If you’re considering moving some part of your technological processes to the cloud, it’s critical that you get buy-in from executives, and depending on the type of application, from line-of-business managers. How can you get buy-in when the concept of the cloud can be hard to understand?
The cloud may seem like tired conversation to you, but to those not in IT, it’s a murky concept. And face it, there are still people in IT that can’t quite explain exactly what the cloud is or how it functions. For many, they’ve simply gotten more comfortable not fully understanding it.
There are three topics that consistently come up related to the cloud. You’re likely to hear some combination or variation of them every time you talk with a leader in your company about implementing a cloud solution. Take a look:
Education: Your first conversation is likely to address what the cloud is, and the potential benefits of using a cloud environment. Start with the basics; don’t start explaining why a hybrid solution is your preference if the executives you’re selling it to aren’t familiar with how the cloud functions. Keep in mind, too, that misinformed is worse than uninformed when it comes to cloud technology. You don’t want to give the idea that the cloud is a magical land where data resides for free, for instance.
Risk and benefits: In this area, it’s better to remain reserved in your conversations about the risks and benefits. Many executives, when they hear that a cloud migration has the potential to skim 40 percent of IT’s budget, are ready to order all applications to move to the cloud.
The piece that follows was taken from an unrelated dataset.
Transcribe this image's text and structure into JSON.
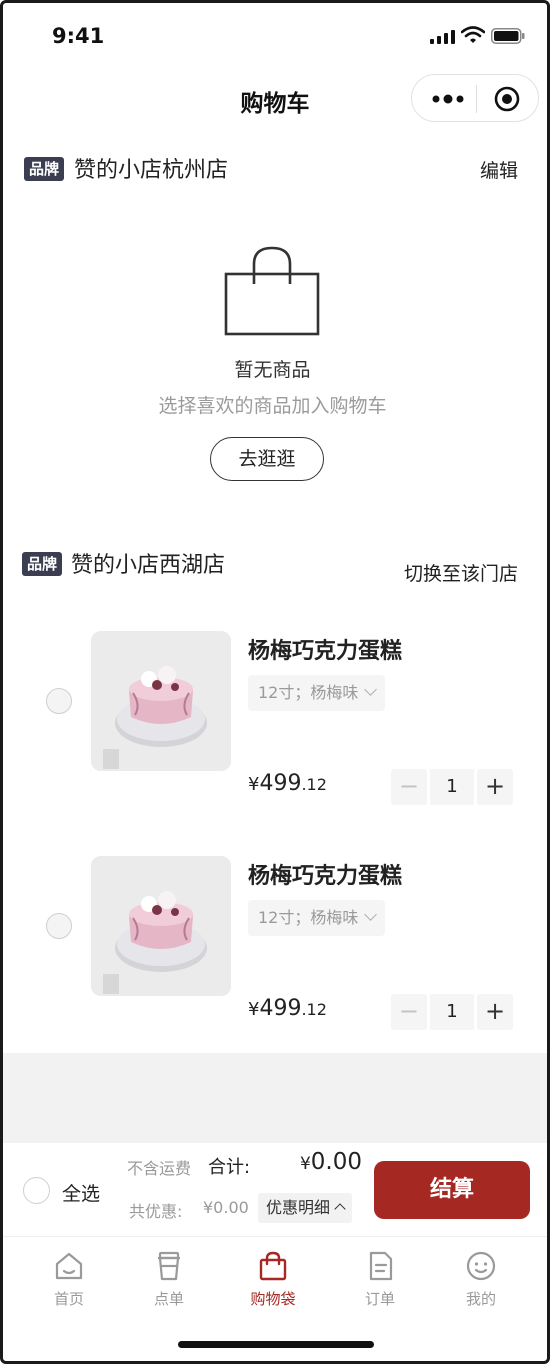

You know that those cost savings can get eaten up in various ways, so be careful about singing the budgetary praises of the cloud too early in the conversation.
There are benefits that you can talk about freely, though, such as freedom from the headaches of software updates and the ability to categorize subscription fees as operating expenses rather than the capital expenses that typically come with a software purchase.
Security: If the leaders in your company are familiar with the cloud, they likely still aren’t immersed in the topic enough to know about the advances that have been made in security. The cloud’s automatic patches and other security features that make it a safe choice for companies may not be on their radar.
What any executive will relate to is the value that comes with specialization. Data centers are highly protected, with a high level of physical security at the premises and multiple eyes on all data at all times. The specialists that protect cloud servers are highly trained in this area, and it’s arguably far safer than anything a company could attempt to reproduce with an on-premise software solution.
Are you considering a migration to the cloud? Partner with One Connect, and we’ll help you navigate the entire switch, from how to have conversations to gain buy-in, to testing and implementation. Give us a call today.